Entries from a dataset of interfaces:
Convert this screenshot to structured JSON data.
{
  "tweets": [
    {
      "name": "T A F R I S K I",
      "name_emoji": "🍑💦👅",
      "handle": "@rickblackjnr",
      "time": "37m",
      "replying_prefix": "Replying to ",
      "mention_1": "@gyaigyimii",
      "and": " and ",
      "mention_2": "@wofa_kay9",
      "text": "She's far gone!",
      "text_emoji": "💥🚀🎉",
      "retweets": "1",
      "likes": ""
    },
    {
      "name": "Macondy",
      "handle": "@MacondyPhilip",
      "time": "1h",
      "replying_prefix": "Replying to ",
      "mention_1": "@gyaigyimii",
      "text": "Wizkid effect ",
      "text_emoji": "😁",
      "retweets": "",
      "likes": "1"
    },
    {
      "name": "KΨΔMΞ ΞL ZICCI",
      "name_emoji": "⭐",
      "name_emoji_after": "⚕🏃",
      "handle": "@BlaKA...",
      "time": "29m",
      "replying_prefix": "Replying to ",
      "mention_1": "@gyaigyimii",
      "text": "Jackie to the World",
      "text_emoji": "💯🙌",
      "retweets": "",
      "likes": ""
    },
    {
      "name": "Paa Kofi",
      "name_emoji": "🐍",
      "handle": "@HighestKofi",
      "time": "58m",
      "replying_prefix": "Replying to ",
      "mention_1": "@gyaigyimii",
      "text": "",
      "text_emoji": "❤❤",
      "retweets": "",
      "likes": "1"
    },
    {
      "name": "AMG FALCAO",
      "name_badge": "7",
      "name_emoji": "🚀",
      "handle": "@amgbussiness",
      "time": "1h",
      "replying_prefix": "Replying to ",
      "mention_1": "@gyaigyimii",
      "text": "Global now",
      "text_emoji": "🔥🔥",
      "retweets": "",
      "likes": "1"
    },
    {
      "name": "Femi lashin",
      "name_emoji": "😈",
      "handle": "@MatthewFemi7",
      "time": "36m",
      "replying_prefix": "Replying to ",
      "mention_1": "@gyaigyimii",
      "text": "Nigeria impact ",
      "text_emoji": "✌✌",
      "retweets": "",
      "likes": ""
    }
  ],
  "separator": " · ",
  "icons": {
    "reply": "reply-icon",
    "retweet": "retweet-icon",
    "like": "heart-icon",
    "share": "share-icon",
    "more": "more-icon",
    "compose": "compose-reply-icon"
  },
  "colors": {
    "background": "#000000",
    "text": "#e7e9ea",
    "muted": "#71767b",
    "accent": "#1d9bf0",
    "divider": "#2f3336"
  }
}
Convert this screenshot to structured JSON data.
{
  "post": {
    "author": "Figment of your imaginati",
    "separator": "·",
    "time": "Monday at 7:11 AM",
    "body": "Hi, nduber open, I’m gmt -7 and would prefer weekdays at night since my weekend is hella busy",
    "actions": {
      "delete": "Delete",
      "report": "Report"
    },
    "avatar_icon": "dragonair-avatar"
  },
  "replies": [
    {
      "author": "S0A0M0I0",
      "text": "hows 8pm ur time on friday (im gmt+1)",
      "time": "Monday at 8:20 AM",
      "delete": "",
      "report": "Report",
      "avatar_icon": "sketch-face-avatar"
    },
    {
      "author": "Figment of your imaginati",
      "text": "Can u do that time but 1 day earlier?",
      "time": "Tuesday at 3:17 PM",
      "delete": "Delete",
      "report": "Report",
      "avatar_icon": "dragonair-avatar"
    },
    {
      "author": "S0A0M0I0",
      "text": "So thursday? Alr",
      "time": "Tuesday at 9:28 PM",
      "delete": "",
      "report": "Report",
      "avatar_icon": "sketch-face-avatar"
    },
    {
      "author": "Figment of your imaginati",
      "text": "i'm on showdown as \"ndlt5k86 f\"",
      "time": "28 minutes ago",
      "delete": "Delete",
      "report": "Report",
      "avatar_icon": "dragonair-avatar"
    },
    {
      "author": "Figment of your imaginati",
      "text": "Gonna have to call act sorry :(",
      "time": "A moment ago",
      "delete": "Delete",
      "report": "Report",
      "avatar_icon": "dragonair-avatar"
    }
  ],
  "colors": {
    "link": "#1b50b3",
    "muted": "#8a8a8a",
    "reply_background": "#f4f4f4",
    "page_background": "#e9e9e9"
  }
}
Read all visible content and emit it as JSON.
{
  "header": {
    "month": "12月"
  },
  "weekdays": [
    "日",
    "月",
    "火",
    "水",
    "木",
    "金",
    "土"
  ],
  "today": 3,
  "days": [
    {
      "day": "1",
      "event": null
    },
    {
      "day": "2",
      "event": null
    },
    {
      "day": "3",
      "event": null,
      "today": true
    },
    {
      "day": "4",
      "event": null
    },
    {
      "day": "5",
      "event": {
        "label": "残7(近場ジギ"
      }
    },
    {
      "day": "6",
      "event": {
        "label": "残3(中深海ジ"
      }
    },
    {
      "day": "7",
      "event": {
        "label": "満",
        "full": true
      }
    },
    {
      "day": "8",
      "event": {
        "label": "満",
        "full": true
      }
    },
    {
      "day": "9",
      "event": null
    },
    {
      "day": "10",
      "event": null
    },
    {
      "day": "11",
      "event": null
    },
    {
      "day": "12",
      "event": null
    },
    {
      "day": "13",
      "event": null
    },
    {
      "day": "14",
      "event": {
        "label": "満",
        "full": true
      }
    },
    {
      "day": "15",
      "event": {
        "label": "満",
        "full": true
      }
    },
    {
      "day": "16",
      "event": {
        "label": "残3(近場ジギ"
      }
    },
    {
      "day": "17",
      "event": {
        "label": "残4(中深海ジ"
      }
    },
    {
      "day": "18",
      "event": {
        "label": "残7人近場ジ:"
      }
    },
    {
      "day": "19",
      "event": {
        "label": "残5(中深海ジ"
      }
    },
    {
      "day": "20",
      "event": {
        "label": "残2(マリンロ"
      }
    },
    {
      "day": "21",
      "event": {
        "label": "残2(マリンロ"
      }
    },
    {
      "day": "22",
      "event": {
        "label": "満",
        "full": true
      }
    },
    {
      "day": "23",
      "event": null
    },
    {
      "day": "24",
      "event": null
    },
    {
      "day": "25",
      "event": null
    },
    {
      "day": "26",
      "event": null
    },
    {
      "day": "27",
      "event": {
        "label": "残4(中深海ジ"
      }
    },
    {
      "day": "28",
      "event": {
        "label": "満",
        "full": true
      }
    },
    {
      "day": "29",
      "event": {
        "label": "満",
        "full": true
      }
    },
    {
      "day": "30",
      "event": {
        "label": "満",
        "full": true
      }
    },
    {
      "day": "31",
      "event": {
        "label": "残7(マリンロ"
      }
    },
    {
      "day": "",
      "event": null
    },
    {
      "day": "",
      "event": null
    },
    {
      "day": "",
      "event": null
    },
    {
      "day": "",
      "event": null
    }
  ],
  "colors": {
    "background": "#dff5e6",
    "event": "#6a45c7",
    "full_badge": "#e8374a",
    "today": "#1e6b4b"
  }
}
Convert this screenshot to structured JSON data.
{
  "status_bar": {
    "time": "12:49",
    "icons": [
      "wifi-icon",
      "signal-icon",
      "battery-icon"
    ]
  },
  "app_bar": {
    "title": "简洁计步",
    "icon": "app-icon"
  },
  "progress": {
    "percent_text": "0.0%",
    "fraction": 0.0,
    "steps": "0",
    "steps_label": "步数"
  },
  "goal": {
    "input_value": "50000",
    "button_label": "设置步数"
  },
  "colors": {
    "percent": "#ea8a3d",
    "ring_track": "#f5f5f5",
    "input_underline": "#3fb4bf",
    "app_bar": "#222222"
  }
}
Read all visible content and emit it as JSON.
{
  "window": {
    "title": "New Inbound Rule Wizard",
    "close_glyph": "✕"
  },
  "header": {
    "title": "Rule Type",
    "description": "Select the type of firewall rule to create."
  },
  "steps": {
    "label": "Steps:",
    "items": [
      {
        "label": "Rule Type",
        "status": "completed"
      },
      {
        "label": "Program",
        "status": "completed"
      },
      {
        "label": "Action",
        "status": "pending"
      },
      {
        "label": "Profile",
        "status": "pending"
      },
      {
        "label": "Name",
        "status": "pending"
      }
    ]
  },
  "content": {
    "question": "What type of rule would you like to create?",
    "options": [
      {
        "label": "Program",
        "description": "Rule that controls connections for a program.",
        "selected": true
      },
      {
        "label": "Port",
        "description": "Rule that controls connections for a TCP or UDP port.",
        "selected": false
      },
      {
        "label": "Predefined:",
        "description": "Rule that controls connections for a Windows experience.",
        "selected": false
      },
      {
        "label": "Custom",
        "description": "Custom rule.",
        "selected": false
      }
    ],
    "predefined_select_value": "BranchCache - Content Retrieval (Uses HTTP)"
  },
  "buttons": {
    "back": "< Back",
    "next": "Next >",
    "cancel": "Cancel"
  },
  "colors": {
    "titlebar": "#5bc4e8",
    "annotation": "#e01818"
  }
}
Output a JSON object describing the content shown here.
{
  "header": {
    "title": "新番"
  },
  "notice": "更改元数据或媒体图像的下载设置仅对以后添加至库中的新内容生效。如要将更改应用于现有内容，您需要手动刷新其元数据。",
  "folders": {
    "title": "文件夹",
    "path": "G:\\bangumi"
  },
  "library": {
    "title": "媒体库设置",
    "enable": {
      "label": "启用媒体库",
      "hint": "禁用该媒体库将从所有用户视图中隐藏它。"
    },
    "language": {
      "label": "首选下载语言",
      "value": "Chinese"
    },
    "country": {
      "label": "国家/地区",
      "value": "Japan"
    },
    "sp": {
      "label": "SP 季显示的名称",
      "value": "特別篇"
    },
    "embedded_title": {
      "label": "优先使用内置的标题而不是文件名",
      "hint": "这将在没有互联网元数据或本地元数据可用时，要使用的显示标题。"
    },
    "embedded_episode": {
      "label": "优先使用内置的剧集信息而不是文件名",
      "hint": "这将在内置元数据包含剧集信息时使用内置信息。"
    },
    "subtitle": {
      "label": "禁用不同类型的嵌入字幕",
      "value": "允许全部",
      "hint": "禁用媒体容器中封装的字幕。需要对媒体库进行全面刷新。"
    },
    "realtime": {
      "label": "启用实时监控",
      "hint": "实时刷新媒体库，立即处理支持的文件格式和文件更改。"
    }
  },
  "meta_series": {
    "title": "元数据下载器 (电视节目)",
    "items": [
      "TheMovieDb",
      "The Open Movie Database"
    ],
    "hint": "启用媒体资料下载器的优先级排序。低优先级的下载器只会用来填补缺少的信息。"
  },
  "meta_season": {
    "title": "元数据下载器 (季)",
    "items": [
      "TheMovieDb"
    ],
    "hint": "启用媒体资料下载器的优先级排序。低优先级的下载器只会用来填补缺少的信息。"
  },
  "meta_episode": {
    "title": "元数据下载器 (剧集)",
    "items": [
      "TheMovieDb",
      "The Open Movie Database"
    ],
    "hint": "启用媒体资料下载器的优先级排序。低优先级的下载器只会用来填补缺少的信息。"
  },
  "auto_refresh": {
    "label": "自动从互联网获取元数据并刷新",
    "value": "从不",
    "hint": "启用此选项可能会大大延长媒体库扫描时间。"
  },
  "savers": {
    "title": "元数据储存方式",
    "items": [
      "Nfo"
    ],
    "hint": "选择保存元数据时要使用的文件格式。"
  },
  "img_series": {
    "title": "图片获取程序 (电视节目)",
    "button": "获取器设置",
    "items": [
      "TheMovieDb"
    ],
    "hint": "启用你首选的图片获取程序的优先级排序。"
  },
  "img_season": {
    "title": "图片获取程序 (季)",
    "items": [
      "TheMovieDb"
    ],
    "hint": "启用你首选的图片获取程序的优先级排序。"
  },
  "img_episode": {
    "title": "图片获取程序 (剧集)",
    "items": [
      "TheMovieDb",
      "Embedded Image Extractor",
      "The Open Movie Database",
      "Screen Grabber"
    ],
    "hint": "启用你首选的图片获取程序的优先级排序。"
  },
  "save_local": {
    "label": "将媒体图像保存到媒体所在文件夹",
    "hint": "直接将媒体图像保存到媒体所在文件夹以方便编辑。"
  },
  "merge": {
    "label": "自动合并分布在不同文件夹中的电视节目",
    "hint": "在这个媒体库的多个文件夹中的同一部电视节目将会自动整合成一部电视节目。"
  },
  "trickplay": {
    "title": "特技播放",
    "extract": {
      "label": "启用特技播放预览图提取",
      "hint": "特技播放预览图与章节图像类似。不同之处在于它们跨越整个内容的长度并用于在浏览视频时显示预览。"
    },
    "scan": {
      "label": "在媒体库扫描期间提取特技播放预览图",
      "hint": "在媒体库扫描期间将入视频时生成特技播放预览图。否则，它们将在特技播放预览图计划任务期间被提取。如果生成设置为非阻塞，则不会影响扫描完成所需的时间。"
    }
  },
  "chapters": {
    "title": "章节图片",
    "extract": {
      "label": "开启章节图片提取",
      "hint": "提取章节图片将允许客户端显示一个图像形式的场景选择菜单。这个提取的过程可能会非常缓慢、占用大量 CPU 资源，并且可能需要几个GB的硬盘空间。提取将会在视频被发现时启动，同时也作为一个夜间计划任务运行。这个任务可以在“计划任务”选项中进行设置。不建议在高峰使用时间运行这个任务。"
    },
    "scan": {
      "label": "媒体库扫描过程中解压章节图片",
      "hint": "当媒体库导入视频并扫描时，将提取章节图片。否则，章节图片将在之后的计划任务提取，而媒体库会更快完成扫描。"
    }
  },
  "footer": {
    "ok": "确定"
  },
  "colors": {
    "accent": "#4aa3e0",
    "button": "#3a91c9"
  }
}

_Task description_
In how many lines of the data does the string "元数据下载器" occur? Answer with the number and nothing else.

_Task result_
3